Last time I provided a suggestion as to why training and teaching might not be as life-changing as we would like. There is usually no element of initiation with it. The information transmitted therefore retains the status of ‘some more facts among many’ rather than initiating a significant shift in attitude and behaviour.
Add to this another point. When costs need cutting in an organisation, why is it that training is often the first to go? Because its really seen a a box-ticking exercise that adds little real value or effectiveness. It is not really expected to ‘work’. Expectations are low. How can we raise them?
My solution: by adding elements of initiation into the learning environment.
(1) Instead of giving information, tell stories. Dan Pink as brought to our attention the fact that our brains require not just data and argument, but also story. “The essence of persuasion, communication, and self-understanding has become the ability to fashion a compelling story.”
(2) Instead of exercises, have ‘trials’. Usually in training, exercises are either fun escapist devises that allow participants to change mental gear and physical position, or a tag-on to divide up the material. They are rarely the point. But why not? That would give the information a sense of urgency and focus. By trials I don’t mean mere tests – they should only be in competition with themselves, and it shouldn’t usually be written or scored. But it should require effort, and give them a chance to prove themselves.
(3) The teacher must be someone who has attained. If s/he is initiating them, then they must be initiates themselves. They must have been there, done that, got the tee-shirt. Their purpose is to facilitate or guide the participant through this new terrain; they can do so because they have passed the same process. During this journey, they give their stories as helps and encouragements as required. And, importantly, they model the desired behaviour continuously.

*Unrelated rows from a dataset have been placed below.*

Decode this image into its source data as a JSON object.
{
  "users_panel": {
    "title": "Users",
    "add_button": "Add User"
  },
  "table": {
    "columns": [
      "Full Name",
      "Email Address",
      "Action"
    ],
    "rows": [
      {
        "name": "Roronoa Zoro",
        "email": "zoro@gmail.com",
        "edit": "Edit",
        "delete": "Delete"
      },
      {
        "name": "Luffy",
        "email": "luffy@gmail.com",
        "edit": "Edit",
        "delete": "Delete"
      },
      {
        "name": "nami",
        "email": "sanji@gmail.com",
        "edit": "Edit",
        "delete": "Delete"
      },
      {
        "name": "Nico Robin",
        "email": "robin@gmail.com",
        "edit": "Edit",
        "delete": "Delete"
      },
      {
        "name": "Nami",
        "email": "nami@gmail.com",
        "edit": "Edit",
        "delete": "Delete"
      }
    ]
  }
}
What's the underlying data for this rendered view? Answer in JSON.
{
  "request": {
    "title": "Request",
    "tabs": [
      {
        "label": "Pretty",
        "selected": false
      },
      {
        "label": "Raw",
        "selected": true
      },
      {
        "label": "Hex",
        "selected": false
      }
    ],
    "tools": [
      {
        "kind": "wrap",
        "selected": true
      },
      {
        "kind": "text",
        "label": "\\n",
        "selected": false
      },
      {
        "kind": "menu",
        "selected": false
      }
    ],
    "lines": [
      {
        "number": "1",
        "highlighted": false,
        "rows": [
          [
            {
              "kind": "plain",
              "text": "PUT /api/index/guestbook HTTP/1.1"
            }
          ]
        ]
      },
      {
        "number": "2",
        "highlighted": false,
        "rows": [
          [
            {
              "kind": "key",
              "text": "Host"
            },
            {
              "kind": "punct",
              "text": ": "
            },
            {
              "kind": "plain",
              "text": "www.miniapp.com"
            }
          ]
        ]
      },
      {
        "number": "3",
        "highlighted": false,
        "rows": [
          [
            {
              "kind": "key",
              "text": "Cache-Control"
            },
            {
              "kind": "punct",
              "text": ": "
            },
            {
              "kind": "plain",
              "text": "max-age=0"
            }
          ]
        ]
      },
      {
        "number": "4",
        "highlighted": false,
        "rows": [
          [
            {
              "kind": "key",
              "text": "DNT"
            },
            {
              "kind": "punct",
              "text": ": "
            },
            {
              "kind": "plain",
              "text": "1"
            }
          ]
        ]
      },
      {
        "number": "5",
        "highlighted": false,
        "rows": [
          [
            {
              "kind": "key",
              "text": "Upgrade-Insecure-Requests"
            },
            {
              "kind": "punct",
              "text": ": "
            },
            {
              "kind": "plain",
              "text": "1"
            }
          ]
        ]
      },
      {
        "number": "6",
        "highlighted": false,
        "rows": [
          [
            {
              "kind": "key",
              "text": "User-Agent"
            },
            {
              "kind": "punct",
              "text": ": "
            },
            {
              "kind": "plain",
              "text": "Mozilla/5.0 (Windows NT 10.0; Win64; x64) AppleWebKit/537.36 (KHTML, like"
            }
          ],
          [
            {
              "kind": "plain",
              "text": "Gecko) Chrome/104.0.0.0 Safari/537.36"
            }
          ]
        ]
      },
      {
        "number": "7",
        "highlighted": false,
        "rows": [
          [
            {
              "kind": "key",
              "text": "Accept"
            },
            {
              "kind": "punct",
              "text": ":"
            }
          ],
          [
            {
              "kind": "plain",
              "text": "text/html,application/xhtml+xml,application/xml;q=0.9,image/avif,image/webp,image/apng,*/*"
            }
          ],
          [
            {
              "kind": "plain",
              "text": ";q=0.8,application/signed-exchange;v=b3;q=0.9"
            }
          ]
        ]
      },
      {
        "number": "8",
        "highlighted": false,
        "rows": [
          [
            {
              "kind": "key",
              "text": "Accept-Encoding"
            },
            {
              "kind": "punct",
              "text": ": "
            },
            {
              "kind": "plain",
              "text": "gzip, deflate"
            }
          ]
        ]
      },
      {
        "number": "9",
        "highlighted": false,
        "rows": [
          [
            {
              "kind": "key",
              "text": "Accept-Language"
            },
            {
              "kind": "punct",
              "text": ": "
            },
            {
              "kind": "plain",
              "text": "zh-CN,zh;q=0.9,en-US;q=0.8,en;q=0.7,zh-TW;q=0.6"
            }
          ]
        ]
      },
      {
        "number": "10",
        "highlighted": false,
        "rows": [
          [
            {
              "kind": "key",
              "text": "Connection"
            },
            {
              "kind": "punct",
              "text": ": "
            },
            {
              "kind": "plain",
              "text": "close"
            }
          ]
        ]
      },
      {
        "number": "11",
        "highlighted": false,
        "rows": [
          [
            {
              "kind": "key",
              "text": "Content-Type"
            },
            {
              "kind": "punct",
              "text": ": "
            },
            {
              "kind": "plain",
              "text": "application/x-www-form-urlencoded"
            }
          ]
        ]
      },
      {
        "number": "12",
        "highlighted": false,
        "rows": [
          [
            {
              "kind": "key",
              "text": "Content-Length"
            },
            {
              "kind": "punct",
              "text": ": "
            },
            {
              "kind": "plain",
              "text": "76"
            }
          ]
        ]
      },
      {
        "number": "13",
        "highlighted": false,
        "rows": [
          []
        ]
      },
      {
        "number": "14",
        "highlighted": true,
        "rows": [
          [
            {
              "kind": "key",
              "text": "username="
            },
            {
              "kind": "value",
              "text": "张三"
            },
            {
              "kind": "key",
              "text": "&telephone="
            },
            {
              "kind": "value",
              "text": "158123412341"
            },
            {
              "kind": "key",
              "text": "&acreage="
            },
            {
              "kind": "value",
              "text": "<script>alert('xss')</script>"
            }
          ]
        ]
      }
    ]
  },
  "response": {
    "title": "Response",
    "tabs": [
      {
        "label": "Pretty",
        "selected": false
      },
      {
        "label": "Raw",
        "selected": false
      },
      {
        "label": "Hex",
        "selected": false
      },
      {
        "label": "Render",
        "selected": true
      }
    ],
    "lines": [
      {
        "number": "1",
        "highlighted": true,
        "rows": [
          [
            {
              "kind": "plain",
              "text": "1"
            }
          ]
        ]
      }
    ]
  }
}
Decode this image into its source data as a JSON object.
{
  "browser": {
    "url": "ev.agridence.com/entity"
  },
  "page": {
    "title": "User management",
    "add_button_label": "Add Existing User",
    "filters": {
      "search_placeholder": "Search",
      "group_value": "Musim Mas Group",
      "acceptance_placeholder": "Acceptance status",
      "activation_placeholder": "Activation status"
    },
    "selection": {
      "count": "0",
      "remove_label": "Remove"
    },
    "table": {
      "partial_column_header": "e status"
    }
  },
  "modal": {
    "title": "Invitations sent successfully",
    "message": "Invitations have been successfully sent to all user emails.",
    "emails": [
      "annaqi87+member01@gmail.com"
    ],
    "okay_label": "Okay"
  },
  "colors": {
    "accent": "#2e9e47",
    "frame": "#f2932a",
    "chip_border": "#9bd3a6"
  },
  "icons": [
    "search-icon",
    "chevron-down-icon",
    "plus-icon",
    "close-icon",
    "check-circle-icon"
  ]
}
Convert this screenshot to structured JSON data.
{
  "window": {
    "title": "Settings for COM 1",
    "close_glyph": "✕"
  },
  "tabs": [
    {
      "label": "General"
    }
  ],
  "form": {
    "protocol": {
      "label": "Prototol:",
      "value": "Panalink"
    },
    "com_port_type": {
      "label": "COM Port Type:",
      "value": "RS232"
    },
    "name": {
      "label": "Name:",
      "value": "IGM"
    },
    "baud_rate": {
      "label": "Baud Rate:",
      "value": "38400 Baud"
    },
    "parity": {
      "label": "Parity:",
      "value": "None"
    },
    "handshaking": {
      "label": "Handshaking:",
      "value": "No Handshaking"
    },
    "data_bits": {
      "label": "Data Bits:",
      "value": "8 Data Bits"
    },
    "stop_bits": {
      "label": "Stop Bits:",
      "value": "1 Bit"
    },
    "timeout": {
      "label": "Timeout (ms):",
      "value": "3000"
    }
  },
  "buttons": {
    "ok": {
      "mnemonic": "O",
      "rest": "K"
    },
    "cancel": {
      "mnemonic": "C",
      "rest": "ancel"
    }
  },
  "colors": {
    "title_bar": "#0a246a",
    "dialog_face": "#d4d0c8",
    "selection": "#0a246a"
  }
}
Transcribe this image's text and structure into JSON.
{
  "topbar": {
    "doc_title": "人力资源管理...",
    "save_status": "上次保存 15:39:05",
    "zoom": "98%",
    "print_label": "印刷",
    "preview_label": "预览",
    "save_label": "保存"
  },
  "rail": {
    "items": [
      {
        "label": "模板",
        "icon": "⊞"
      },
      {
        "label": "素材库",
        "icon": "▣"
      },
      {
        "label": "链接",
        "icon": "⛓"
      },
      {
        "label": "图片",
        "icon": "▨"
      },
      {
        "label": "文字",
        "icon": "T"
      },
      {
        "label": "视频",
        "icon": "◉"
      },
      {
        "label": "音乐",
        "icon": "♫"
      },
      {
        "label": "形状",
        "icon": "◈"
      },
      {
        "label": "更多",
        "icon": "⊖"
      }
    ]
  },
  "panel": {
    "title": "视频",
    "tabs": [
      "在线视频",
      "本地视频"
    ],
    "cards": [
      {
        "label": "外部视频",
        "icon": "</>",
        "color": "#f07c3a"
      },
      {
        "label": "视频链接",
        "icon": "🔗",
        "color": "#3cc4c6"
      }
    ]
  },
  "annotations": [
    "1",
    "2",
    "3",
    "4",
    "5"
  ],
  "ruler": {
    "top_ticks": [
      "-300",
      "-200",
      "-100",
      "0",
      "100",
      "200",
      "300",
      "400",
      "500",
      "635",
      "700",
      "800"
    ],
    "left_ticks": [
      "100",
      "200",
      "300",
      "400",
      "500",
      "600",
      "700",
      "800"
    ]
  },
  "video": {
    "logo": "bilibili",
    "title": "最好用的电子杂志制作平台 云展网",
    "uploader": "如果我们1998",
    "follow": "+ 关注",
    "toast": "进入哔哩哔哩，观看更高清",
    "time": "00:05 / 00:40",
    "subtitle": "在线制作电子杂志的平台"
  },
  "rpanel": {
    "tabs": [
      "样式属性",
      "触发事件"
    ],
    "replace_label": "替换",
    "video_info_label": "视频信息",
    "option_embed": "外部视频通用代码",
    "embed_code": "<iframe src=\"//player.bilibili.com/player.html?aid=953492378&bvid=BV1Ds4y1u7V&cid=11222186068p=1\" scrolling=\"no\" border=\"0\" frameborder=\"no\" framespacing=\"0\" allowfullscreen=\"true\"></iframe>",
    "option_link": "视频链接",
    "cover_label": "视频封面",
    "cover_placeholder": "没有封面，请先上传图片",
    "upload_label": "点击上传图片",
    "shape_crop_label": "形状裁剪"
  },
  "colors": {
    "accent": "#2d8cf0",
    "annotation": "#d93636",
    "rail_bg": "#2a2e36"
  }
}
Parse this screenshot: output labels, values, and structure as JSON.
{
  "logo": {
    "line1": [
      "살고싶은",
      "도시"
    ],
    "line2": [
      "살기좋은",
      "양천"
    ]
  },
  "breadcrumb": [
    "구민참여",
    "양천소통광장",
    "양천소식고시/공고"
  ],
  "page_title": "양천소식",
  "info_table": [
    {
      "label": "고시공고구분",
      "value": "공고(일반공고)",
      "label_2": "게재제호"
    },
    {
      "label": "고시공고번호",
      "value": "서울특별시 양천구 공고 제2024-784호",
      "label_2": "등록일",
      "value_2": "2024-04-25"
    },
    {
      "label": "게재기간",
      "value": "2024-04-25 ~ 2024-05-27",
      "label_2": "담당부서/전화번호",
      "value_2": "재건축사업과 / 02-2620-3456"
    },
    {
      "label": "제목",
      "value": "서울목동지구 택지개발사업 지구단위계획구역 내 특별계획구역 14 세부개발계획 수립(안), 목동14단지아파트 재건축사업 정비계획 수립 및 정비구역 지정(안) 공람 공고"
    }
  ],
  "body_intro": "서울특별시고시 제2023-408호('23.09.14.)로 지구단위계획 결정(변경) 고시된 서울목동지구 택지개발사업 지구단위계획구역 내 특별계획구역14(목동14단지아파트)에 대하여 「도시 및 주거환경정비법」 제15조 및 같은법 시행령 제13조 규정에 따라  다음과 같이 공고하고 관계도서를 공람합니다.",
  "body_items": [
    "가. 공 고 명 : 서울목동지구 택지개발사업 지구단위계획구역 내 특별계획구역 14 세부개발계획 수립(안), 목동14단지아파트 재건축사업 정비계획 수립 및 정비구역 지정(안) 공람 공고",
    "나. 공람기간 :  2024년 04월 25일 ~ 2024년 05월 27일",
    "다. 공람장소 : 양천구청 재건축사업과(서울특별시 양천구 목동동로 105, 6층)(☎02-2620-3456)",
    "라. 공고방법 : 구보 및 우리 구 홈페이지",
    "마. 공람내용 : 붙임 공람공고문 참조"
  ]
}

(4) Physically remove the training from the everyday working situation. Environment is important in the learning process. If you want them to learn something new, to think differently, you have to take them out from their workplaces. And I don’t mean the nearest hotel or neighbouring branch. If they’re in a city, take them to the country (and vice versa). If they’re already PowerPointed to death, don’t add to their pain. Switch everything around e.g. clothes, structures, tasks. This new context will connect in their brains forever with the new knowledge you provide.
(5) The whole period of training must be divided into two parts: moving away from the old, and going back into the old (but as a ‘new person’). This reflects the movement of the whole initiation as one of ‘departure’ and ‘return’. They are departing from their own thought-and-behaviour-patterns, gaining new ones, and, armed with these, returning to their old environment. Perhaps this means that the standard 1-day course might be split in half and divided into these two motions.
(6) There must be a ceremony to mark the passing of trials. I don’t know what this could be yet. Perhaps it might involve the giving of a gift, or a formal presentation of a certificate. Or maybe something more radical. Whatever it is, it must mesh with all that’s gone before it i.e. have meaning. And it must represent the highpoint of the day, rather than the bit of necessary bureaucracy before everyone goes home.
Can you think of any more?
Image credit: Wonderlane.